As I graced the stage, there was a part of me that was nervous because during my semi-nervous breakdown I was not getting up early as much, and didn’t feel as sharp. Stepping behind the mic, I heard the voice of my old friend Barry Lawrence, the one who had literally been my big brother from a different mother. Yes, poor Barry. The one who should have been on Letterman but drank and coked his way out of a promising comedy career. Calling me from the past, Barry’s voice whispered, “Just be yourself and the jokes will come, April.”
Yes the memo to be myself again. Yes, myself. Not the girl on TV, the one fans recognized with her puppets, or the too smart feminist who somehow published a book. Yes, myself, not this idiotic persona I had adopted as I saw some success. Yes, myself, not this desperate neurotic who had to prove to the world she deserved to be a working performer. They didn’t hire me because they made a mistake. My audiences didn’t laugh just to be nice. I deserved what I was getting because I was hard working and talented. At that moment, I decided I didn’t have to prove anything to anyone anymore. And I began to riff and got a laugh. The rest of the set rocked, and so did all my fellow comedians.
When I got offstage, I was greeted by my comedy peers. I felt like I was a part of a community again, and not some outsider. Sure, the jealousy and politics had poisoned what I loved, but I had let it. When I got offstage, I spoke to some friends of mine. We had all done a talking head video shoot for a television program the week before. One friend, Sarafina, told me they had spoken about how funny I was after I left. This was a feather in my cap and made my night. Mind you this was after finding out I had a surprise royalty check in the mail that morning from my book.
Yes, this video shoot was last Friday when I had stumbled across my old college notes. My teacher Laura Steinberg was right. It’s amazing what happens when you breathe, relax your brow, and don’t mug at the audience. When you are where your feet are, anything is possible.

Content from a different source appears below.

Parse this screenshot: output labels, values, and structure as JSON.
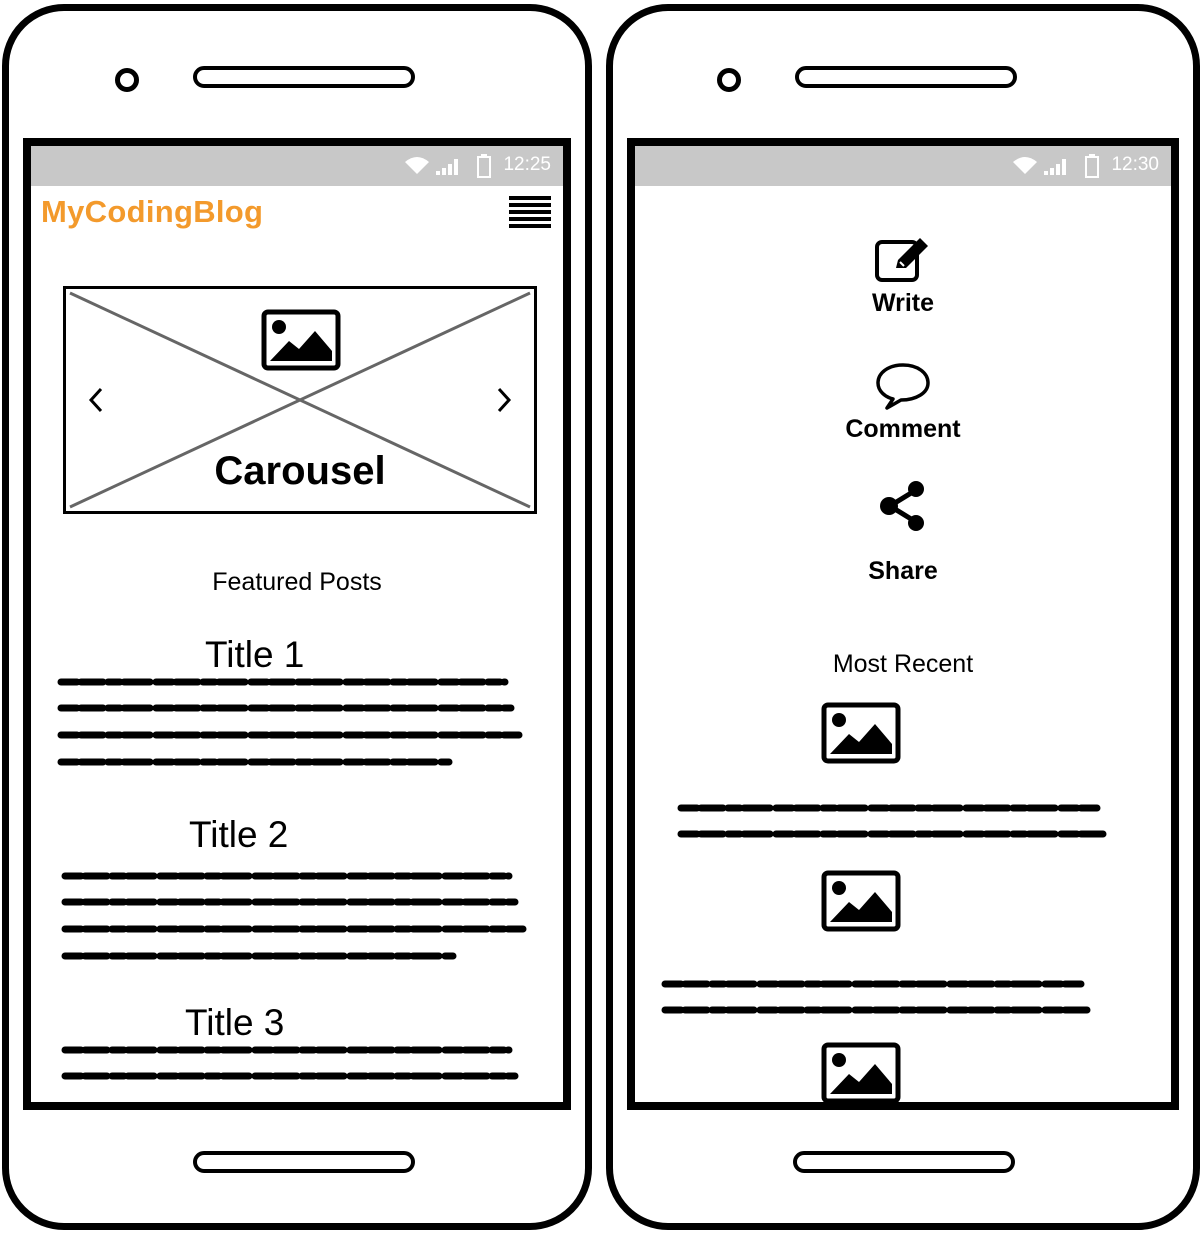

As I thought of Laura I thought of Michael Roy, my movement teacher from Australia and an ex-Merce Cunningham dancer. He had told me during my school days I would do well because I was both “gorgeous and hysterical.” Michael had reminded us that we only got one body, and so it was our job to take care of it. The man had always given me “A’s,” but if he could see me now he would give me a big old “F” for fail on that basic life test.

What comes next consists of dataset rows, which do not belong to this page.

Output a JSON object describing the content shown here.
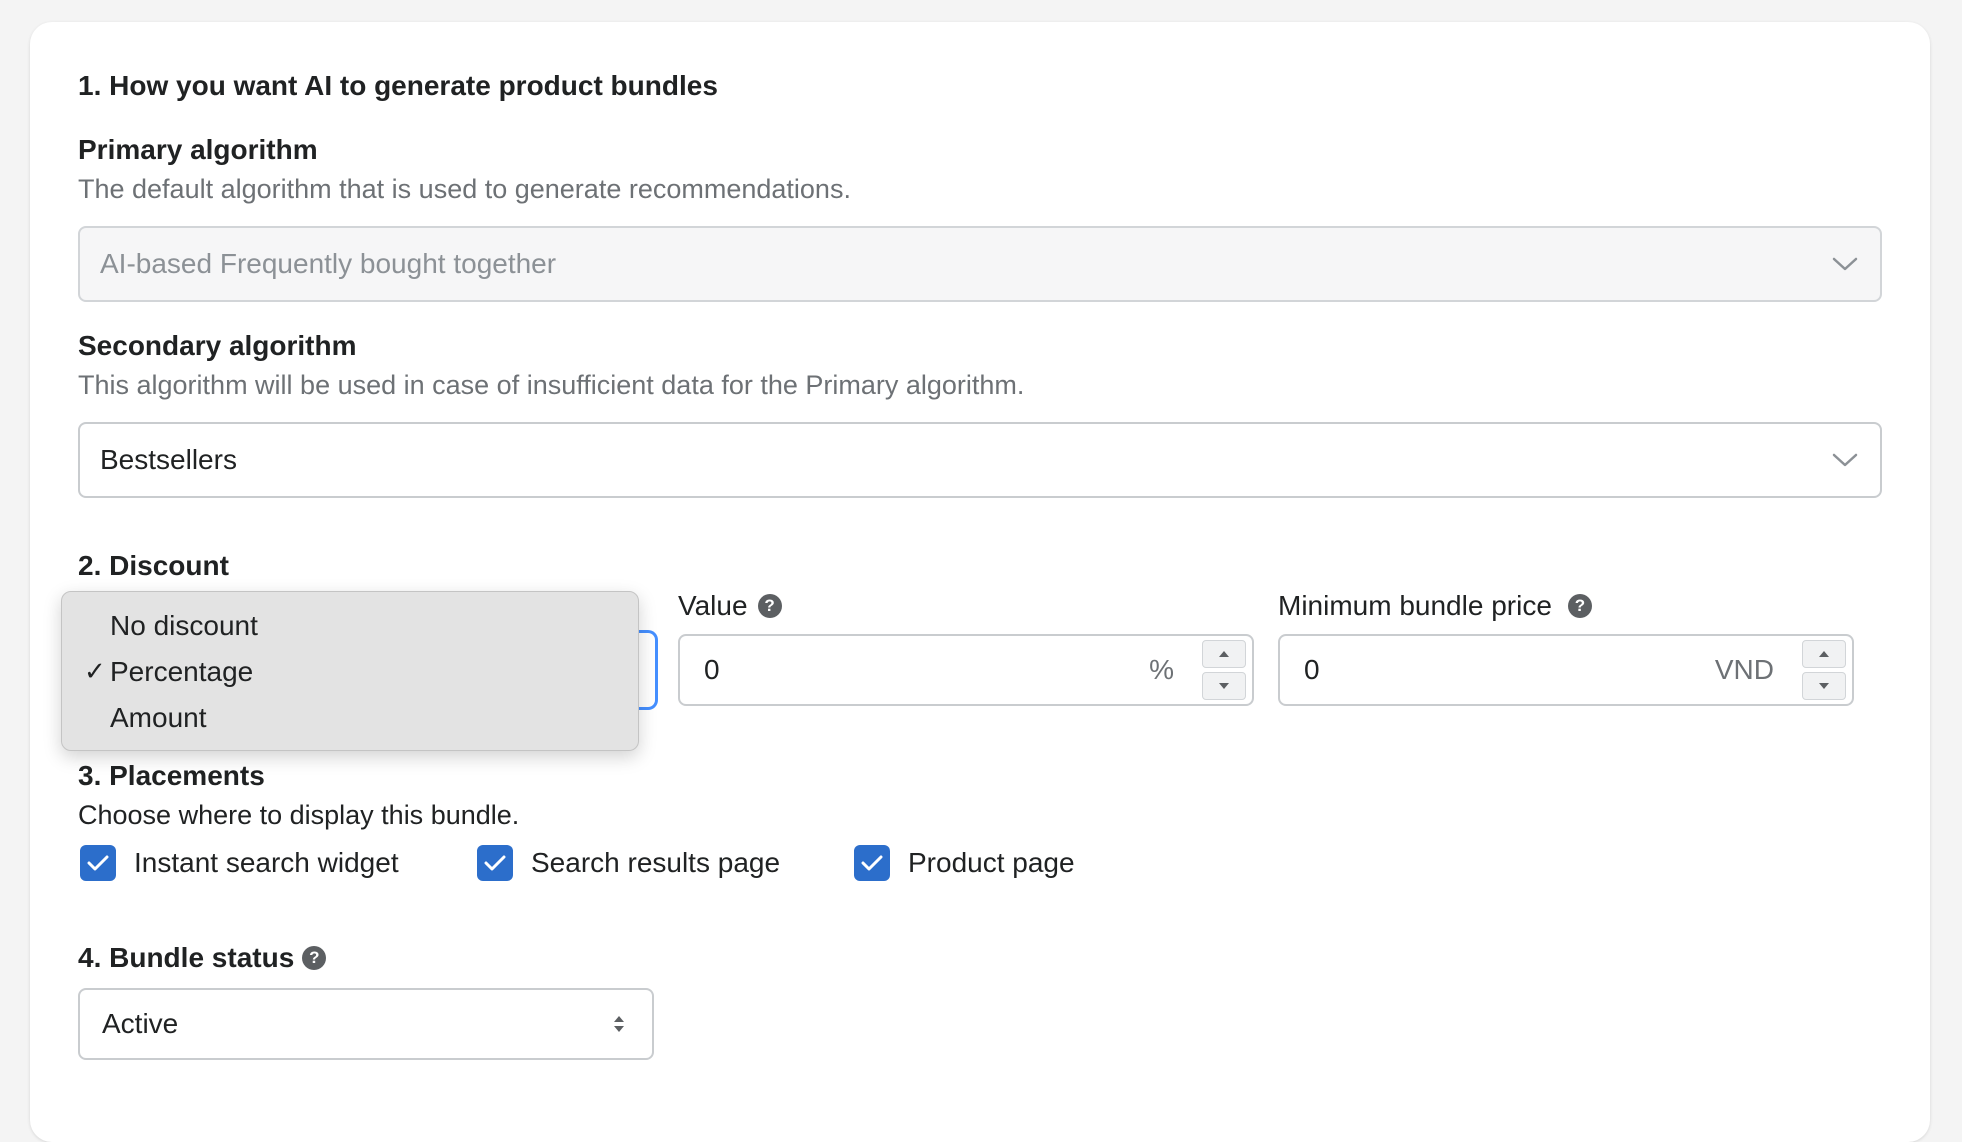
{
  "section1": {
    "title": "1. How you want AI to generate product bundles",
    "primary": {
      "label": "Primary algorithm",
      "help": "The default algorithm that is used to generate recommendations.",
      "value": "AI-based Frequently bought together"
    },
    "secondary": {
      "label": "Secondary algorithm",
      "help": "This algorithm will be used in case of insufficient data for the Primary algorithm.",
      "value": "Bestsellers"
    }
  },
  "section2": {
    "title": "2. Discount",
    "type_options": [
      "No discount",
      "Percentage",
      "Amount"
    ],
    "selected_option": "Percentage",
    "value_label": "Value",
    "value": "0",
    "value_suffix": "%",
    "min_price_label": "Minimum bundle price",
    "min_price": "0",
    "min_price_suffix": "VND"
  },
  "section3": {
    "title": "3. Placements",
    "help": "Choose where to display this bundle.",
    "options": [
      {
        "label": "Instant search widget",
        "checked": true
      },
      {
        "label": "Search results page",
        "checked": true
      },
      {
        "label": "Product page",
        "checked": true
      }
    ]
  },
  "section4": {
    "title": "4. Bundle status",
    "value": "Active"
  },
  "icons": {
    "help": "question-mark-icon",
    "chevron": "chevron-down-icon",
    "check": "checkmark-icon"
  },
  "colors": {
    "accent": "#2c6ecb",
    "focus": "#458fff"
  }
}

After Michael Roy came the thought of my actor ex, Ben. Before doing New York, Ben had done Chicago. While a spoiled trust fund idiot, Ben said one thing that stuck with me, “You picked the hardest profession there is. You have enough against you. Don’t give yourself anymore problems.”
Here I was, thinking I had come so far when really I wasn’t so far from the same mess I was when I was a little fireball starting her journey. Maybe the little fireball wasn’t all bad, she got me this far and she proved a lot of dissenters wrong. That same little fireball grew into a working performer and published novelist. Not many of her naysayers have the same bragging rights. Not to mention a lot of her old teachers are proud when she tells them she is a working performer. They might question why she speaks in third person, but she knows she had a lot of people cheering for her and still does.
Being a working artist is a gift, and so was turning 30. I know I am finally hitting my stride after an arduous climb and a lot of hard work. To keep on track, I am becoming educated about nutrition and am painstakingly eating sensibly. I am accepting things don’t happen when I want. Maybe it’s why I am a puppeteer and writer, it gives me my control fix. However, when one receives a gift they should say thank you. So I thank the universe by eating well, getting plenty of rest, and taking care of my body.
Somewhere, an old studio teacher of mine, probably Rob who taught Thai Chi, is laughing and saying, “Ahhhh grasshopper.”